The move will further promote China-Africa economic and trade cooperation, and help African products explore the Chinese market.
China earlier announced plans to set up a green lane for African agricultural products to enter China. And expand the range of products covered by zero-tariff treatment and import $300 billion worth of products from Africa in the next 3 years.
China-Africa economic cooperation has expanded rapidly in scale and extent. Over the past five years, China’s imports of African agricultural products have grown at an average annual rate of 11%.
This makes China the 2nd largest export destination for African agricultural products.
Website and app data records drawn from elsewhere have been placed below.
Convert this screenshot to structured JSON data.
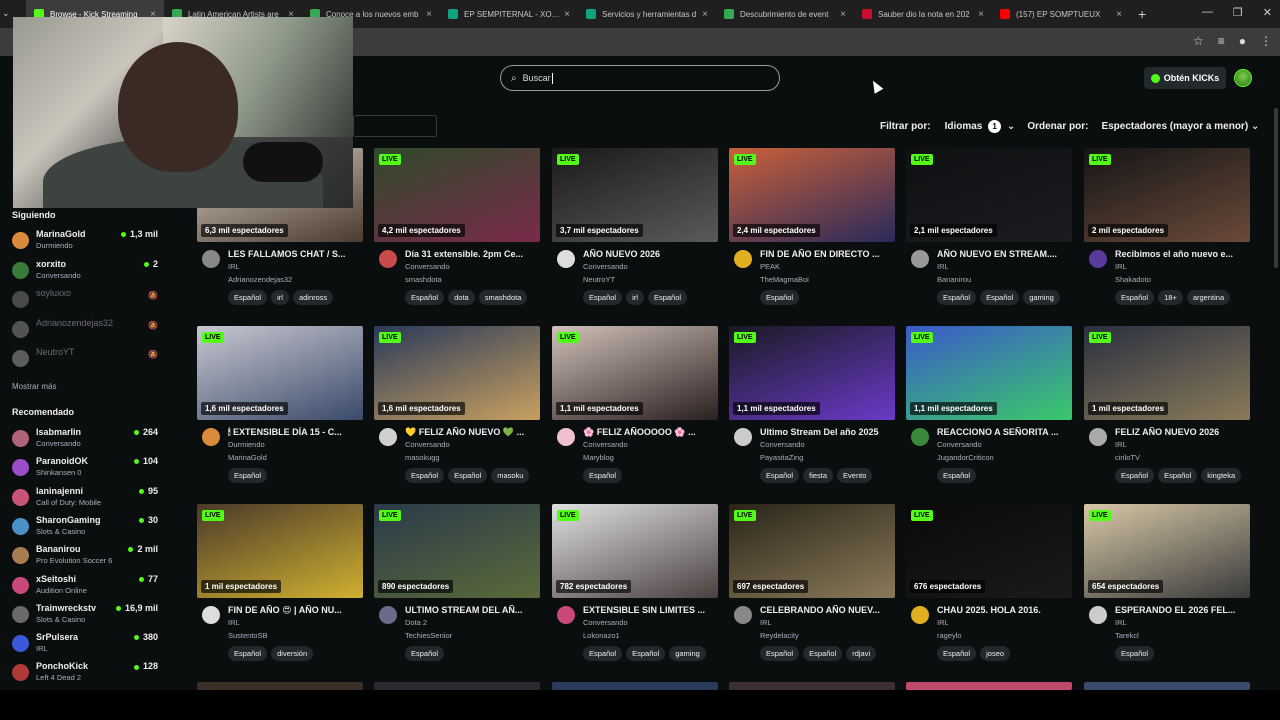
{
  "browser": {
    "tabs": [
      {
        "title": "Browse - Kick Streaming",
        "color": "#53fc18",
        "active": true
      },
      {
        "title": "Latin American Artists are",
        "color": "#34a853",
        "active": false
      },
      {
        "title": "Conoce a los nuevos emb",
        "color": "#34a853",
        "active": false
      },
      {
        "title": "EP SEMPITERNAL - XORXI",
        "color": "#10a37f",
        "active": false
      },
      {
        "title": "Servicios y herramientas d",
        "color": "#10a37f",
        "active": false
      },
      {
        "title": "Descubrimiento de event",
        "color": "#34a853",
        "active": false
      },
      {
        "title": "Sauber dio la nota en 202",
        "color": "#c8102e",
        "active": false
      },
      {
        "title": "(157) EP SOMPTUEUX",
        "color": "#ff0000",
        "active": false
      }
    ],
    "new_tab": "+",
    "window_controls": [
      "—",
      "❐",
      "✕"
    ]
  },
  "header": {
    "search_placeholder": "Buscar",
    "search_value": "Buscar",
    "kicks_label": "Obtén KICKs"
  },
  "filters": {
    "filter_label": "Filtrar por:",
    "languages_label": "Idiomas",
    "languages_count": "1",
    "sort_label": "Ordenar por:",
    "sort_value": "Espectadores (mayor a menor)"
  },
  "sidebar": {
    "following_heading": "Siguiendo",
    "following": [
      {
        "name": "MarinaGold",
        "sub": "Durmiendo",
        "count": "1,3 mil",
        "online": true,
        "color": "#d98a3a"
      },
      {
        "name": "xorxito",
        "sub": "Conversando",
        "count": "2",
        "online": true,
        "color": "#3a7a3a"
      },
      {
        "name": "soyluxxo",
        "sub": "",
        "count": "",
        "online": false,
        "color": "#888"
      },
      {
        "name": "Adrianozendejas32",
        "sub": "",
        "count": "",
        "online": false,
        "color": "#999"
      },
      {
        "name": "NeutroYT",
        "sub": "",
        "count": "",
        "online": false,
        "color": "#aaa"
      }
    ],
    "show_more": "Mostrar más",
    "recommended_heading": "Recomendado",
    "recommended": [
      {
        "name": "Isabmarlin",
        "sub": "Conversando",
        "count": "264",
        "color": "#b0647a"
      },
      {
        "name": "ParanoidOK",
        "sub": "Shinkansen 0",
        "count": "104",
        "color": "#9b4dca"
      },
      {
        "name": "laninajenni",
        "sub": "Call of Duty: Mobile",
        "count": "95",
        "color": "#c9547a"
      },
      {
        "name": "SharonGaming",
        "sub": "Slots & Casino",
        "count": "30",
        "color": "#4a90c9"
      },
      {
        "name": "Bananirou",
        "sub": "Pro Evolution Soccer 6",
        "count": "2 mil",
        "color": "#a67c52"
      },
      {
        "name": "xSeitoshi",
        "sub": "Audition Online",
        "count": "77",
        "color": "#c94a7a"
      },
      {
        "name": "Trainwreckstv",
        "sub": "Slots & Casino",
        "count": "16,9 mil",
        "color": "#6a6a6a"
      },
      {
        "name": "SrPulsera",
        "sub": "IRL",
        "count": "380",
        "color": "#3a5ad9"
      },
      {
        "name": "PonchoKick",
        "sub": "Left 4 Dead 2",
        "count": "128",
        "color": "#b03a3a"
      }
    ]
  },
  "cards": [
    {
      "viewers": "6,3 mil espectadores",
      "title": "LES FALLAMOS CHAT / S...",
      "category": "IRL",
      "user": "Adrianozendejas32",
      "tags": [
        "Español",
        "irl",
        "adinross"
      ],
      "bg1": "#d9d0c4",
      "bg2": "#4a3a30",
      "av": "#888"
    },
    {
      "viewers": "4,2 mil espectadores",
      "title": "Día 31 extensible. 2pm Ce...",
      "category": "Conversando",
      "user": "smashdota",
      "tags": [
        "Español",
        "dota",
        "smashdota"
      ],
      "bg1": "#2f4a2a",
      "bg2": "#7a2a4a",
      "av": "#c94a4a"
    },
    {
      "viewers": "3,7 mil espectadores",
      "title": "AÑO NUEVO 2026",
      "category": "Conversando",
      "user": "NeutroYT",
      "tags": [
        "Español",
        "irl",
        "Español"
      ],
      "bg1": "#1a1a1a",
      "bg2": "#5a5a5a",
      "av": "#ddd"
    },
    {
      "viewers": "2,4 mil espectadores",
      "title": "FIN DE AÑO EN DIRECTO ...",
      "category": "PEAK",
      "user": "TheMagmaBoi",
      "tags": [
        "Español"
      ],
      "bg1": "#c9603a",
      "bg2": "#2a2a5a",
      "av": "#e0b020"
    },
    {
      "viewers": "2,1 mil espectadores",
      "title": "AÑO NUEVO EN STREAM....",
      "category": "IRL",
      "user": "Bananirou",
      "tags": [
        "Español",
        "Español",
        "gaming"
      ],
      "bg1": "#0f1012",
      "bg2": "#1a1c20",
      "av": "#999"
    },
    {
      "viewers": "2 mil espectadores",
      "title": "Recibimos el año nuevo e...",
      "category": "IRL",
      "user": "Shakadoto",
      "tags": [
        "Español",
        "18+",
        "argentina"
      ],
      "bg1": "#151515",
      "bg2": "#6a4a3a",
      "av": "#5a3a9a"
    },
    {
      "viewers": "1,6 mil espectadores",
      "title": "🕯 EXTENSIBLE DÍA 15 - C...",
      "category": "Durmiendo",
      "user": "MarinaGold",
      "tags": [
        "Español"
      ],
      "bg1": "#c8c8d0",
      "bg2": "#3a4a6a",
      "av": "#d98a3a"
    },
    {
      "viewers": "1,6 mil espectadores",
      "title": "💛 FELIZ AÑO NUEVO 💚 ...",
      "category": "Conversando",
      "user": "masokugg",
      "tags": [
        "Español",
        "Español",
        "masoku"
      ],
      "bg1": "#2a3a5a",
      "bg2": "#c8a060",
      "av": "#d0d0d0"
    },
    {
      "viewers": "1,1 mil espectadores",
      "title": "🌸 FELIZ AÑOOOOO 🌸 ...",
      "category": "Conversando",
      "user": "Maryblog",
      "tags": [
        "Español"
      ],
      "bg1": "#d0c0b8",
      "bg2": "#2a2020",
      "av": "#f0c0d0"
    },
    {
      "viewers": "1,1 mil espectadores",
      "title": "Ultimo Stream Del año 2025",
      "category": "Conversando",
      "user": "PayasitaZing",
      "tags": [
        "Español",
        "fiesta",
        "Evento"
      ],
      "bg1": "#1a1a22",
      "bg2": "#6a3ac9",
      "av": "#ccc"
    },
    {
      "viewers": "1,1 mil espectadores",
      "title": "REACCIONO A SEÑORITA ...",
      "category": "Conversando",
      "user": "JugandorCriticon",
      "tags": [
        "Español"
      ],
      "bg1": "#3a5ac9",
      "bg2": "#3ac96a",
      "av": "#3a8a3a"
    },
    {
      "viewers": "1 mil espectadores",
      "title": "FELIZ AÑO NUEVO 2026",
      "category": "IRL",
      "user": "cirilоTV",
      "tags": [
        "Español",
        "Español",
        "kingteka"
      ],
      "bg1": "#2a3040",
      "bg2": "#8a7a5a",
      "av": "#aaa"
    },
    {
      "viewers": "1 mil espectadores",
      "title": "FIN DE AÑO 😍 | AÑO NU...",
      "category": "IRL",
      "user": "SustentoSB",
      "tags": [
        "Español",
        "diversión"
      ],
      "bg1": "#4a3a2a",
      "bg2": "#d0b030",
      "av": "#ddd"
    },
    {
      "viewers": "890 espectadores",
      "title": "ULTIMO STREAM DEL AÑ...",
      "category": "Dota 2",
      "user": "TechiesSenior",
      "tags": [
        "Español"
      ],
      "bg1": "#2a3a4a",
      "bg2": "#5a6a3a",
      "av": "#6a6a8a"
    },
    {
      "viewers": "782 espectadores",
      "title": "EXTENSIBLE SIN LIMITES ...",
      "category": "Conversando",
      "user": "Lokonazo1",
      "tags": [
        "Español",
        "Español",
        "gaming"
      ],
      "bg1": "#e0e0e0",
      "bg2": "#4a4040",
      "av": "#c94a7a"
    },
    {
      "viewers": "697 espectadores",
      "title": "CELEBRANDO AÑO NUEV...",
      "category": "IRL",
      "user": "Reydelacity",
      "tags": [
        "Español",
        "Español",
        "rdjavi"
      ],
      "bg1": "#2a2418",
      "bg2": "#8a7a5a",
      "av": "#888"
    },
    {
      "viewers": "676 espectadores",
      "title": "CHAU 2025. HOLA 2016.",
      "category": "IRL",
      "user": "rageylo",
      "tags": [
        "Español",
        "joseo"
      ],
      "bg1": "#0a0a0a",
      "bg2": "#1a1a1a",
      "av": "#e0b020"
    },
    {
      "viewers": "654 espectadores",
      "title": "ESPERANDO EL 2026 FEL...",
      "category": "IRL",
      "user": "Tarekcl",
      "tags": [
        "Español"
      ],
      "bg1": "#d8c8a8",
      "bg2": "#3a3a3a",
      "av": "#ccc"
    }
  ],
  "live_label": "LIVE"
}
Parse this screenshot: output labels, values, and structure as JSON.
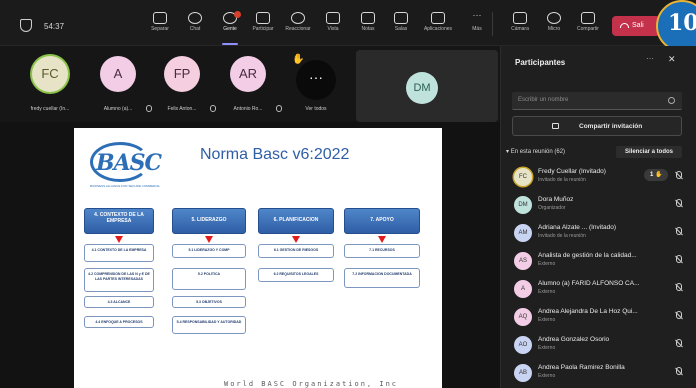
{
  "topbar": {
    "timer": "54:37",
    "items": [
      {
        "label": "Separar",
        "icon": "separate-icon"
      },
      {
        "label": "Chat",
        "icon": "chat-icon"
      },
      {
        "label": "Gente",
        "icon": "people-icon"
      },
      {
        "label": "Participar",
        "icon": "raise-hand-icon"
      },
      {
        "label": "Reaccionar",
        "icon": "react-icon"
      },
      {
        "label": "Vista",
        "icon": "view-icon"
      },
      {
        "label": "Notas",
        "icon": "notes-icon"
      },
      {
        "label": "Salas",
        "icon": "rooms-icon"
      },
      {
        "label": "Aplicaciones",
        "icon": "apps-icon"
      },
      {
        "label": "Más",
        "icon": "more-icon"
      },
      {
        "label": "Cámara",
        "icon": "camera-icon"
      },
      {
        "label": "Micro",
        "icon": "mic-icon"
      },
      {
        "label": "Compartir",
        "icon": "share-icon"
      }
    ],
    "leave_label": "Sali",
    "corner_badge": "10"
  },
  "strip": {
    "tiles": [
      {
        "initials": "FC",
        "name": "fredy cuellar (In...",
        "color": "#e6e3c6"
      },
      {
        "initials": "A",
        "name": "Alumno (a)...",
        "color": "#f3cde6"
      },
      {
        "initials": "FP",
        "name": "Felix Anton...",
        "color": "#f5cfe0"
      },
      {
        "initials": "AR",
        "name": "Antonio Ro...",
        "color": "#f3cde6"
      }
    ],
    "more_symbol": "···",
    "more_label": "Ver todos",
    "featured_initials": "DM"
  },
  "slide": {
    "logo_text": "BASC",
    "logo_tagline": "BUSINESS ALLIANCE FOR SECURE COMMERCE",
    "title": "Norma Basc v6:2022",
    "columns": [
      {
        "header": "4. CONTEXTO DE LA EMPRESA",
        "items": [
          "4.1 CONTEXTO DE LA EMPRESA",
          "4.2 COMPRENSION DE LAS N y E DE LAS PARTES INTERESADAS",
          "4.3 ALCANCE",
          "4.4 ENFOQUE A PROCESOS"
        ]
      },
      {
        "header": "5. LIDERAZGO",
        "items": [
          "5.1 LIDERAZGO Y COMP",
          "5.2 POLITICA",
          "5.3 OBJETIVOS",
          "5.4 RESPONSABILIDAD Y AUTORIDAD"
        ]
      },
      {
        "header": "6. PLANIFICACION",
        "items": [
          "6.1 GESTION DE RIESGOS",
          "6.2 REQUISITOS LEGALES"
        ]
      },
      {
        "header": "7. APOYO",
        "items": [
          "7.1 RECURSOS",
          "7.2 INFORMACION DOCUMENTADA"
        ]
      }
    ],
    "footer": "World BASC Organization, Inc"
  },
  "panel": {
    "title": "Participantes",
    "search_placeholder": "Escribir un nombre",
    "share_label": "Compartir invitación",
    "section_label": "En esta reunión (62)",
    "mute_all_label": "Silenciar a todos",
    "participants": [
      {
        "initials": "FC",
        "name": "Fredy Cuellar (Invitado)",
        "role": "Invitado de la reunión",
        "color": "#e6e3c6",
        "hand": "1"
      },
      {
        "initials": "DM",
        "name": "Dora Muñoz",
        "role": "Organizador",
        "color": "#bfe2dc"
      },
      {
        "initials": "AM",
        "name": "Adriana Alzate ...  (Invitado)",
        "role": "Invitado de la reunión",
        "color": "#c9d3f2"
      },
      {
        "initials": "AS",
        "name": "Analista de gestión de la calidad...",
        "role": "Externo",
        "color": "#f3cde6"
      },
      {
        "initials": "A",
        "name": "Alumno (a) FARID ALFONSO CA...",
        "role": "Externo",
        "color": "#f3cde6"
      },
      {
        "initials": "AQ",
        "name": "Andrea Alejandra De La Hoz Qui...",
        "role": "Externo",
        "color": "#f3cde6"
      },
      {
        "initials": "AO",
        "name": "Andrea Gonzalez Osorio",
        "role": "Externo",
        "color": "#c9d3f2"
      },
      {
        "initials": "AB",
        "name": "Andrea Paola Ramirez Bonilla",
        "role": "Externo",
        "color": "#c9d3f2"
      }
    ]
  }
}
In 2021 China imported $5 billion of agricultural products from Africa, a record high.
This is a quasi AGOA type of agreement.
Let’s hope the utilisation of it is higher vs that of AGOA.
Why Digital Fragmentation is on the Rise
The digital economy is inescapable, and, as is often the case, governments are turning to regulation to manage its complexities, according to recent findings by policy advisers Global Trade Alert and Digital Policy Alert.
To reimagine the report’s key message, see below an insightful infographic.
The internet was seen as a globally unifying medium at its inception.
It ushered an industrial revolution that’s still underway.
But there’s a big problem: the unifying medium is breaking apart.
Simon Evenett and Johannes Fritz, pioneers of two unique global databases that track state interventions in the digital world, wrote in a June 2022 paper:
“Governments have gone into regulatory overdrive in digital sectors since the start of 2020. Regulatory heterogeneity is growing, posing an ever greater risk of digital fragmentation.
Commercial policy developments over the past decade have erected more and more barriers between national digital sectors.
Subsidy races are breaking out in the digital economy.”
To reimagine this message and among other things, they discovered a preponderance of interventions being carried out among the biggest economies of the world.
The interventions occur across sectors ranging from content moderation to data governance, meaning state control of cross-border data flows.
Policy incoherence at home coexists with international regulatory divergence.
And the mistakes matter: A fragmented internet and global digital economy deny users choice, reduce innovation, and exacerbate global tensions.
For all its role as a globally unifying medium, the world is getting more unequal in internet infrastructure.
Measured by secure internet servers, a basis of protected communications and foreign trade and investment, disparities in access to adequate infrastructure are widening across the globe.
Compounding the market distortions, a subsidy race is underway among governments, most notably in the semiconductor sector.
The perils of unilateral governance action are becoming clearer.
Officials around the world should pay attention to these developments if they want to regulate and nurture their digital sectors.